### TASK DIRECTIONS
Please return every line of the records below that holds the word "color".

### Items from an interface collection
::::::::::
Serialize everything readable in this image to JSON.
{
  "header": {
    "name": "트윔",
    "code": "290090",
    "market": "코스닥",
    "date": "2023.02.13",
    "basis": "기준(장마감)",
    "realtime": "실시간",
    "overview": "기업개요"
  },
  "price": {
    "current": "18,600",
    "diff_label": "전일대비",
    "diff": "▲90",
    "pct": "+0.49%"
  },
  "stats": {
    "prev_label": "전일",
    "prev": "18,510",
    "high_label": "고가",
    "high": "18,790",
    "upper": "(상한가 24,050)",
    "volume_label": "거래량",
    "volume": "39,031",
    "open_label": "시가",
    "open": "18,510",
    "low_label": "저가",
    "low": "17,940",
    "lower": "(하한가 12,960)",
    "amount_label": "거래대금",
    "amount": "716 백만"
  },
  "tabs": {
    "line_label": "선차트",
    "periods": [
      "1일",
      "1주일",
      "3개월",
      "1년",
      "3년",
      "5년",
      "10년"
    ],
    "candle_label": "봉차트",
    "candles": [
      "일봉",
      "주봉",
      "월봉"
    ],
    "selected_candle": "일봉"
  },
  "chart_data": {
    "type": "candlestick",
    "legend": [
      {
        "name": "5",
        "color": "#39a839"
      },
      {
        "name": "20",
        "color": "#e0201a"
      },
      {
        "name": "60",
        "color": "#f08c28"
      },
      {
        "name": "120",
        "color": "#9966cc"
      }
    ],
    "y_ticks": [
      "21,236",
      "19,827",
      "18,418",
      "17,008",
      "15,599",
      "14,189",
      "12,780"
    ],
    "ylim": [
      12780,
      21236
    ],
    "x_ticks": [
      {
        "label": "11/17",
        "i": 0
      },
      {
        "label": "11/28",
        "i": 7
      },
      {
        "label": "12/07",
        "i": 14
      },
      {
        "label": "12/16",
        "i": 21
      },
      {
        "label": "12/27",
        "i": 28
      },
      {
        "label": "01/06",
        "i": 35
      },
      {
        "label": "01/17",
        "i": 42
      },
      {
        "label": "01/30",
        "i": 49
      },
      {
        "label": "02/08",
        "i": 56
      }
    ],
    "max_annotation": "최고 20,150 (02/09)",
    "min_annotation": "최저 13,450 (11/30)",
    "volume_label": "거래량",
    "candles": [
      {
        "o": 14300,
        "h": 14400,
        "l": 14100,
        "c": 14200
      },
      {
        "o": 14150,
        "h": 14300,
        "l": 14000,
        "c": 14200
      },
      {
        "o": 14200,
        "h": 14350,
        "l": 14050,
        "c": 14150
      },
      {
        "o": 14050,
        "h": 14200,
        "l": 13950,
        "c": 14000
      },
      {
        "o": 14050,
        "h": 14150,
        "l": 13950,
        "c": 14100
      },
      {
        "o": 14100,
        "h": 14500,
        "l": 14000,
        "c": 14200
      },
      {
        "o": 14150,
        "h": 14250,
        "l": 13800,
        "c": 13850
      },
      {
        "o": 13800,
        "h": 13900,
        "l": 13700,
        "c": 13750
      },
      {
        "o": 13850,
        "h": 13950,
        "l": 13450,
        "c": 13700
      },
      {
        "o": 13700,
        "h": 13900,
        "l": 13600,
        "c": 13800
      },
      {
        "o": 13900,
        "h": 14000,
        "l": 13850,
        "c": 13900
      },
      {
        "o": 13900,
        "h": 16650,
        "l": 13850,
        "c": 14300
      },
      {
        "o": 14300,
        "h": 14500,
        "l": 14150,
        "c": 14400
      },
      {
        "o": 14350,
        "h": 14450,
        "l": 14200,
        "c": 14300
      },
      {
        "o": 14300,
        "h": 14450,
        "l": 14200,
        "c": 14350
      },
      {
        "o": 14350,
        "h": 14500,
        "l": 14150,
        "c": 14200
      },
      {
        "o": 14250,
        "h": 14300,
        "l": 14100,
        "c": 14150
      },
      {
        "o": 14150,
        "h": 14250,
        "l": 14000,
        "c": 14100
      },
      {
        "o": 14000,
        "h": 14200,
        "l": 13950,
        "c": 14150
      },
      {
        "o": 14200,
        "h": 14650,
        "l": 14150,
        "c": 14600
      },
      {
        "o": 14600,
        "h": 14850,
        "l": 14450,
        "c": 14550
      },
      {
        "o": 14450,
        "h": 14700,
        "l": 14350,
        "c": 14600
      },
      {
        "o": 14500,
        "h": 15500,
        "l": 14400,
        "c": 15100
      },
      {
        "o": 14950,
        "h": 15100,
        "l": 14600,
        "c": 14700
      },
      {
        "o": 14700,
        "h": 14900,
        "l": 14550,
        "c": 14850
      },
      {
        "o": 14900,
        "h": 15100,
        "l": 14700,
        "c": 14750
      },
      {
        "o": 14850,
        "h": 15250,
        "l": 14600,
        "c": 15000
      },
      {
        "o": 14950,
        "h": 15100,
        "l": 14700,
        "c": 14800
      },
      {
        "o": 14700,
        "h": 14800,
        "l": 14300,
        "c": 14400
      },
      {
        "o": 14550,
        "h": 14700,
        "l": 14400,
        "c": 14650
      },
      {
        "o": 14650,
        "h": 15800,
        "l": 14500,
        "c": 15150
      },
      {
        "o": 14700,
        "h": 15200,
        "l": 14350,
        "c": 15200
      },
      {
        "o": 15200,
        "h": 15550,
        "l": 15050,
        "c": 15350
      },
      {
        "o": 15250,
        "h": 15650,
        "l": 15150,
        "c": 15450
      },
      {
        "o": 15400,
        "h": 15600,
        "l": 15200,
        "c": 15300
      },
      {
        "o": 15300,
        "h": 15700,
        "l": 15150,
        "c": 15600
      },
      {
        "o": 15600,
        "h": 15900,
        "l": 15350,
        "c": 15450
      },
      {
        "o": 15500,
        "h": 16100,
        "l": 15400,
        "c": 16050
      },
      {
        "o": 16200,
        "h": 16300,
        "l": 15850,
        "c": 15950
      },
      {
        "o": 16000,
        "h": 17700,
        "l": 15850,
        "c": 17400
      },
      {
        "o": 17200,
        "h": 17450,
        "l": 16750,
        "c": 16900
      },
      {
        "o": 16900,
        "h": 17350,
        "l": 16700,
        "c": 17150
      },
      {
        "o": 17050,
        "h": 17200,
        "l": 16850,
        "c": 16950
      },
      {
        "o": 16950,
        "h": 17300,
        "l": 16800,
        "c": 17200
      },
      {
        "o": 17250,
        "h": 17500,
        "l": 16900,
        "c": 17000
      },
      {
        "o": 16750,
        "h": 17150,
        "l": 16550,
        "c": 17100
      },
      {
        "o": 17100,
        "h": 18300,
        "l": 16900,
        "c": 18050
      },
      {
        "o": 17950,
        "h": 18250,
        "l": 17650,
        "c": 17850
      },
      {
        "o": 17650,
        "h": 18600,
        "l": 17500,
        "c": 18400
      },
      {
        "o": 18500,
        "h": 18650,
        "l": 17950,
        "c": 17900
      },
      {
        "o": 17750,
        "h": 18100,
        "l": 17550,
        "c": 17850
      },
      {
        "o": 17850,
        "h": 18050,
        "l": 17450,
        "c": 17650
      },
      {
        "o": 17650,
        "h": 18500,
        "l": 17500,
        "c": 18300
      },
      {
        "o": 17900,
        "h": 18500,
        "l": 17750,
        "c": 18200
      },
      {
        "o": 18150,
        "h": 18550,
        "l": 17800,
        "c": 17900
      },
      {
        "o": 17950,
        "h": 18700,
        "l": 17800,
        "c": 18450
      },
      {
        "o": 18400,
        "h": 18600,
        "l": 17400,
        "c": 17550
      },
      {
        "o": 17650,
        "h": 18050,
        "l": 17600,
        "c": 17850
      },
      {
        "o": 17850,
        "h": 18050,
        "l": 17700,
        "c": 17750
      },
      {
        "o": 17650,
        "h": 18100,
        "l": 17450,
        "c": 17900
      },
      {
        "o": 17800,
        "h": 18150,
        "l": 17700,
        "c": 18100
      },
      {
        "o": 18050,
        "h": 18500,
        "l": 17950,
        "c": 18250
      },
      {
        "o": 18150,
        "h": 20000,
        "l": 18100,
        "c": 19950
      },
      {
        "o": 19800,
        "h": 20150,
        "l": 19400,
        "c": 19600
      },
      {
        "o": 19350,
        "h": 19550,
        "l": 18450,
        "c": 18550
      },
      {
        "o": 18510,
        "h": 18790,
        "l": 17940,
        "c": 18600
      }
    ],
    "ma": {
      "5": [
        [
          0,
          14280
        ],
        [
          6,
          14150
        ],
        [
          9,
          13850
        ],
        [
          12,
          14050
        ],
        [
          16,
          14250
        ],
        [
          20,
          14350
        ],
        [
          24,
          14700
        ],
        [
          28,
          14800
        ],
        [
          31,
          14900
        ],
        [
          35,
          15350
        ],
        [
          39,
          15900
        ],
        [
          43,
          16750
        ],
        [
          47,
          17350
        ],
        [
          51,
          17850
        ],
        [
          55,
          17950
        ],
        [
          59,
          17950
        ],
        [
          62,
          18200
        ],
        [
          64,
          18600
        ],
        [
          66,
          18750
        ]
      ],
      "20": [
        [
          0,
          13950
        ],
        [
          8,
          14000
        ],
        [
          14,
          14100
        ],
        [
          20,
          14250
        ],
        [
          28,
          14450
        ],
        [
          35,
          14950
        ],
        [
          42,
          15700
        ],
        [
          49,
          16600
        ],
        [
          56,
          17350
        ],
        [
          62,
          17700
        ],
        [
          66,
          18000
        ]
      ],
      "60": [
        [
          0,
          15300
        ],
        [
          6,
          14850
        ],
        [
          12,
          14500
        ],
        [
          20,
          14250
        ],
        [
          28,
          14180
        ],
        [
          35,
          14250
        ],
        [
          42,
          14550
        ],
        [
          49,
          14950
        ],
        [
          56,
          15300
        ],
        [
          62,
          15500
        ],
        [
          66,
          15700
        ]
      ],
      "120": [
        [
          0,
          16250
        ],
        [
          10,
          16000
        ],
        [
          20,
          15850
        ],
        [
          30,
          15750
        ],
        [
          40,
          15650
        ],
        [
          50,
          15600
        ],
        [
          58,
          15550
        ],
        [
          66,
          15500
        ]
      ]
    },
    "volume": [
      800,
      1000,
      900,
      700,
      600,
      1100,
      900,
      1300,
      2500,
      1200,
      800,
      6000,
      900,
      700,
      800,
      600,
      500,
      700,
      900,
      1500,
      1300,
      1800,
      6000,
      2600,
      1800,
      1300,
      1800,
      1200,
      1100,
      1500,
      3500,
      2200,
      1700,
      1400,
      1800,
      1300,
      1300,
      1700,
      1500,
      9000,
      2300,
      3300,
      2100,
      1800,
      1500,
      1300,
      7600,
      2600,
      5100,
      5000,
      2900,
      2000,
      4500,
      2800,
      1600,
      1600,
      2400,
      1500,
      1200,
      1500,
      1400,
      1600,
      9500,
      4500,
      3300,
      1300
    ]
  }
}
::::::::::
### ANSWER TO THIS PROBLEM
        "color": "#39a839"
        "color": "#e0201a"
        "color": "#f08c28"
        "color": "#9966cc"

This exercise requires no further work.